Here we are at the mid-point of the third quarter and I think it’s safe to say that despite some headwinds and uncertainty the economy remains in good shape. A good economy generally goes hand in hand with a good stock market. Market trends follow companies’ earnings, and the most recent round of reporting showed a strong double-digit year over year growth. The effects of tax cuts should be seen in continued profits, particularly in the small and mid-sized domestic companies. That is a good news/bad news story, however. A recent guest on Bloomberg Surveillance said it best – “tax reform in the short run is political gold; in the long term it will be economic poison.” At least for now we are in the “gold” period, and there is no sign of recession through the end of this year.
Investors want to know what tax reform can be expected to do for them. In the July 14th issue of Barron’s Mr. Forsythe said it very well – and I paraphrase a bit. “While tax cuts put one foot on the accelerator, tariffs place another on the brake. Fiscal stimulus pumps up demand; trade curbs restrict supply.” And uncertainty dampens confidence which is the driver for further growth. For consumers, the good effects of the tax cuts already have been largely negated by the increase in energy and therefore gas prices. As tariffs work their way into the end products we consume inflation will further erode many of the personal benefits of tax reform. So, I expect that the real beneficiaries of tax reform will be corporations and the investors who own a piece of that wealth.

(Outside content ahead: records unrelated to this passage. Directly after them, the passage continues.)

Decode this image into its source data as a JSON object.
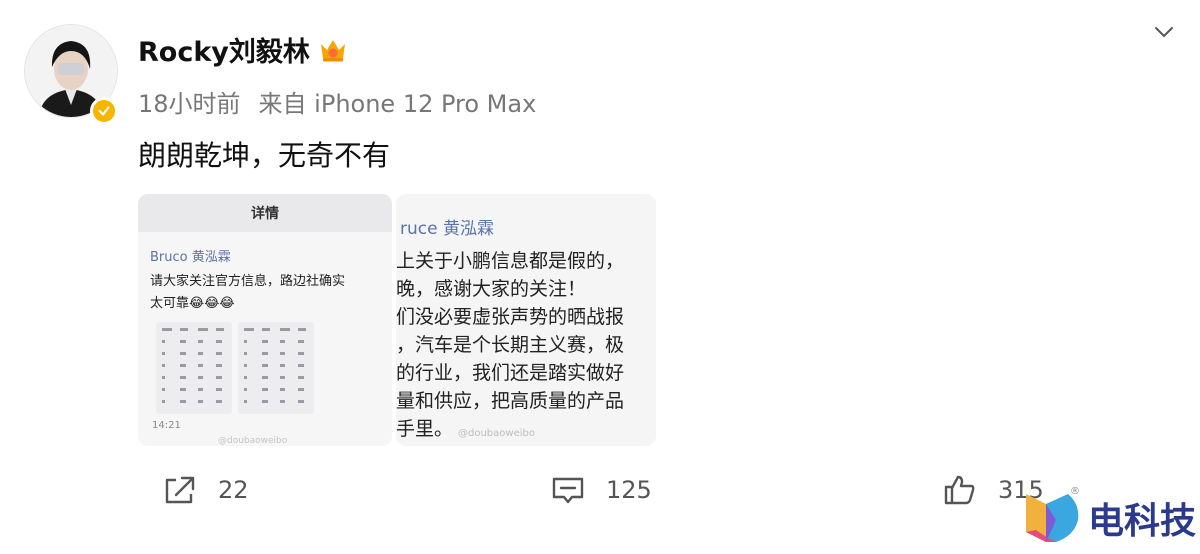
{
  "post": {
    "username": "Rocky刘毅林",
    "time": "18小时前",
    "source": "来自 iPhone 12 Pro Max",
    "text": "朗朗乾坤，无奇不有"
  },
  "image1": {
    "header": "详情",
    "author": "Bruco 黄泓霖",
    "lines": [
      "请大家关注官方信息，路边社确实",
      "太可靠😂😂😂"
    ],
    "time": "14:21",
    "watermark": "@doubaoweibo"
  },
  "image2": {
    "author": "ruce 黄泓霖",
    "lines": [
      "上关于小鹏信息都是假的，",
      "晚，感谢大家的关注！",
      "们没必要虚张声势的晒战报",
      "，汽车是个长期主义赛，极",
      "的行业，我们还是踏实做好",
      "量和供应，把高质量的产品",
      "手里。"
    ],
    "watermark": "@doubaoweibo"
  },
  "actions": {
    "shares": "22",
    "comments": "125",
    "likes": "315"
  },
  "brand": {
    "text": "电科技",
    "reg_mark": "®"
  },
  "colors": {
    "verified_badge": "#f7b500",
    "author_link": "#5a73a8",
    "brand": "#2b3a8c"
  },
  "icons": {
    "header_menu": "chevron-down-icon",
    "share": "share-icon",
    "comment": "comment-icon",
    "like": "thumbs-up-icon"
  }
}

As managers of wealth, we find our greatest challenge this year is posed by the fixed income portion of your portfolios. Short term interest rates are going up as the Federal Reserve slowly but gradually tries to bring the rate they control back to a more normal range which has been absent for over ten years. As rates move up either because of Fed moves or inflationary pressure, the bonds we hold generally recede in value. We have attempted to reduce risk in the bond portion of portfolios by removing high yield and most longer dated bonds. So, you may ask, why do we hold any bonds? As some of you will remember these same questions were being asked in 2000, right before the tech bubble burst, money moved massively back into bonds, and the S&P 500 Index remained negative for almost ten years. Good wealth management requires a diversified portfolio to catch the upside potential when it presents, and to have positions which will stabilize the portfolio when negative volatility comes knocking.

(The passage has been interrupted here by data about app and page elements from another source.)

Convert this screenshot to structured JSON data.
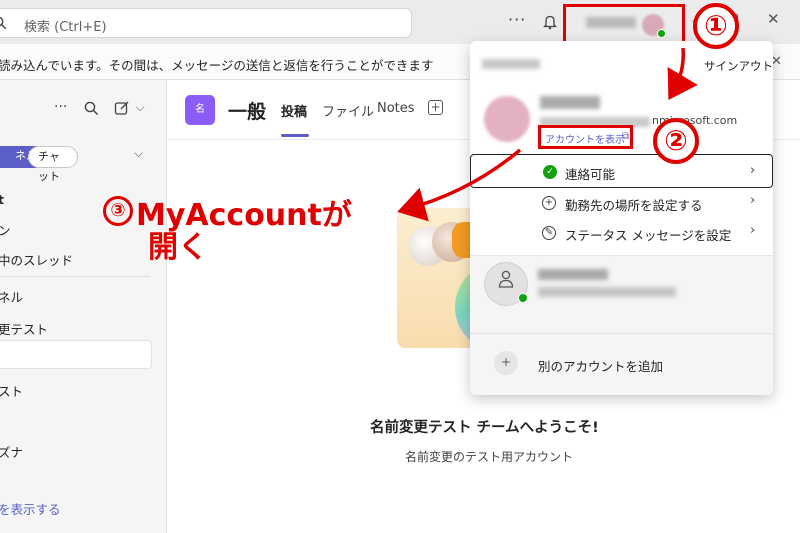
{
  "search": {
    "placeholder": "検索 (Ctrl+E)"
  },
  "banner": {
    "text": "読み込んでいます。その間は、メッセージの送信と返信を行うことができます"
  },
  "left_pane": {
    "pill_channel": "ネル",
    "pill_chat": "チャット",
    "items": [
      "t",
      "ン",
      "中のスレッド",
      "ネル",
      "更テスト",
      "スト",
      "ズナ"
    ],
    "show_more": "を表示する"
  },
  "channel": {
    "badge": "名",
    "title": "一般",
    "tabs": [
      "投稿",
      "ファイル",
      "Notes"
    ]
  },
  "welcome": {
    "title": "名前変更テスト チームへようこそ!",
    "subtitle": "名前変更のテスト用アカウント"
  },
  "popup": {
    "signout": "サインアウト",
    "email_suffix": "nmicrosoft.com",
    "view_account": "アカウントを表示",
    "status": "連絡可能",
    "work_location": "勤務先の場所を設定する",
    "status_message": "ステータス メッセージを設定",
    "add_account": "別のアカウントを追加"
  },
  "annotations": {
    "step1": "①",
    "step2": "②",
    "step3_num": "③",
    "step3_line1": "MyAccountが",
    "step3_line2": "開く"
  },
  "colors": {
    "accent": "#5b5fc7",
    "annotation": "#e00000",
    "available": "#13a10e"
  }
}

Another thing about interest rates and their trend movement – they are a very good indicator of where the economy and hence the stock market is going. Long term rates, such as on the 10 year Treasury bond, tell us what kind of growth to expect over the next ten years. This bond market is telling us to expect between 2.5% to 3% growth – not too much above where the market is pricing the 2 year Treasury Note which today is giving 2.6%. We are watching the difference between these two rates carefully. When the 10 year rate slips below the 2 year rate we should assume a recession is around the corner and the stock market will react to that trend with a correction before we actually get there.
We are not there yet, but we are watching closely.
Linda P. Erickson, CFP®
The views stated in this letter are not necessarily the opinion of Cetera Advisor Networks LLC and should not be construed directly or indirectly as an offer to buy or sell any securities mentioned herein. Due to volatility within the markets mentioned, opinions are subject to change with or without notice. Information is based on sources believed to be reliable; however their accuracy or completeness cannot be guaranteed. Past performance does not guarantee future results. Investors cannot invest directly in indexes. The performance of any index is not indicative of the performance of any investment and does not take into account the effects of inflation and the fees and expenses associated with investing.